The first step in any credit repair guide should be where to get copies of your credit reports. Many companies collect information about you and your credit history. The three major companies are Experian, TransUnion and Equifax. These are referred to as the credit bureaus or credit reporting companies. They collect information about you and sell this information to lenders. Much credit repair advice revolves around reviewing the information contained in these reports. You can obtain free copies of your credit reports once a year by visiting

Step two of our credit repair guide concerns the information you will need to view your credit reports on line. Not all credit repair advice will include this information, but we think it is relevant. Working on improving your credit score can be frustrating enough, without having to visit a site several times, because you did not have certain basic information to prove your identity. In order to verify your identity, you will be asked a few questions about yourself. You may want to have account numbers and banking information available. They will not ask you to enter this information, but they may ask you to confirm this information. They may also ask questions about previous addresses. This was difficult for me, because I have lived at the same address for over seven years and could not remember my old address. If for some reason, you can not access your credit reports on line, the credit bureaus provide toll free numbers and mailing addresses to use instead.

Step three of our credit repair guide is similar to the credit repair advice that you will see in most places.
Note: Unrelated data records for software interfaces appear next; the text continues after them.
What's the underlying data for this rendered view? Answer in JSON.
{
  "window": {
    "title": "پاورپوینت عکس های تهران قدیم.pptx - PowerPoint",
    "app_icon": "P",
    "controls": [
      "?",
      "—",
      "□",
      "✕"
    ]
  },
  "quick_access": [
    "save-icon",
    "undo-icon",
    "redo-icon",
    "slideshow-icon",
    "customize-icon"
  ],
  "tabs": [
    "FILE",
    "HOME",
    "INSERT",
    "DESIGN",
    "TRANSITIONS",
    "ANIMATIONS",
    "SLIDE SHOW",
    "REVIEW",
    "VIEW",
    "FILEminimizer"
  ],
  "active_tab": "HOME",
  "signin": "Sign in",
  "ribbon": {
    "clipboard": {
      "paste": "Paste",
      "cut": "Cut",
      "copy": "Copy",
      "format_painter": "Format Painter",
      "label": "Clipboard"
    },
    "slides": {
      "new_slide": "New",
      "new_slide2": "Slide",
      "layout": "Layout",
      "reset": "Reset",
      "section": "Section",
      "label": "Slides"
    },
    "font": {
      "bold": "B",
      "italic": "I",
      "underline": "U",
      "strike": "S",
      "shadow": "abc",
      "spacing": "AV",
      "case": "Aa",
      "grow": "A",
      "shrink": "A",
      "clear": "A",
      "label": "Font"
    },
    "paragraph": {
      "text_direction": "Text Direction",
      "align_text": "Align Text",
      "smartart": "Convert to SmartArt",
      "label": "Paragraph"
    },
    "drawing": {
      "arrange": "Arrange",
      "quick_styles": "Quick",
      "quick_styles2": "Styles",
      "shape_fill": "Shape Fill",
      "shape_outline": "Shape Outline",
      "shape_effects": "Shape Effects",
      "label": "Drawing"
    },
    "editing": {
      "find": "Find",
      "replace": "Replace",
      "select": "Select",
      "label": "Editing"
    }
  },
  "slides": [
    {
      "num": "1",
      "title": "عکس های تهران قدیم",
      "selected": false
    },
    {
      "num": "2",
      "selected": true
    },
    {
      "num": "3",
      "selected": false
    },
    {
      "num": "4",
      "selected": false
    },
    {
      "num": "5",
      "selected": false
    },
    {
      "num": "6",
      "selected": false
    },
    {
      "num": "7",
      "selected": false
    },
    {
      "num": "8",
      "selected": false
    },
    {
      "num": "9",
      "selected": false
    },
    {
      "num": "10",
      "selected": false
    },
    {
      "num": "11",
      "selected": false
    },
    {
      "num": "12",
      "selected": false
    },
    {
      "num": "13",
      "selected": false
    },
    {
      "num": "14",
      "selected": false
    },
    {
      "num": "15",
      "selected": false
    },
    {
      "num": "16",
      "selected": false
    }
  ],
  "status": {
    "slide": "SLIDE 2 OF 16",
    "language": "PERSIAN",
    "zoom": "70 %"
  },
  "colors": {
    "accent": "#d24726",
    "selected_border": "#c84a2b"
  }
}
Review your credit reports for inaccurate, out-dated, incomplete or unverifiable information. Unverifiable is a term that a lot of information on your report may fall under. If you claim that information is inaccurate and the credit bureaus are unable to “verify” the information, then they will remove it from your report. Removing negative items from your credit reports should improve your credit score. Companies must be very careful about the credit repair advice that they give out. They should not recommend that you dispute information which is accurate and of course you do not want to dispute anything that is good or “paid as agreed”.

Step four of our credit repair guide involves communicating with the credit bureaus. Some of the credit bureaus allow you to dispute information on line. These sites are not particularly user friendly and reporting inaccuracies on line does not mean that they will investigate any faster. It generally takes thirty to forty-five days to receive a corrected copy of your credit report. This is why most credit repair advice includes words about being patient. While you may wish that you could improve your credit scores overnight, legal credit repair strategies will not work that quickly. In fact many government agencies and the credit bureaus themselves advise that only time and patience will improve credit scores. However, if there is inaccurate information on your report and you can get it removed, then you can decrease the wait time substantially.

Step five of our credit repair guide involves communicating with your creditors. If you have had a history of late payments, but you are now current, you may ask the creditors to remove the history of the late payments from your report. You can tell them that you are attempting to qualify for a low interest loan and you just need to improve your score by a few points. You can call your creditors on the phone or send them a letter. This is called “good will” negotiation. Some credit repair companies will prepare these and other letters for you. They charge a fee for this service and other credit repair advice, but if you feel that you are not a good communicator or do not have the patience to do it yourself, a reputable credit repair company is an option.

The last step of this brief credit repair guide is really just a bit of credit repair advice; don’t give up. You can improve your credit score. You can do it yourself or you can hire someone like Lexington Law Firm to help you. It may be frustrating and time consuming. There are some scams and schemes that you should avoid and if you do hire someone, make sure they outline their fees up front and clearly define the services that they can perform. We hope this credit repair guide will get you started down the road to better credit.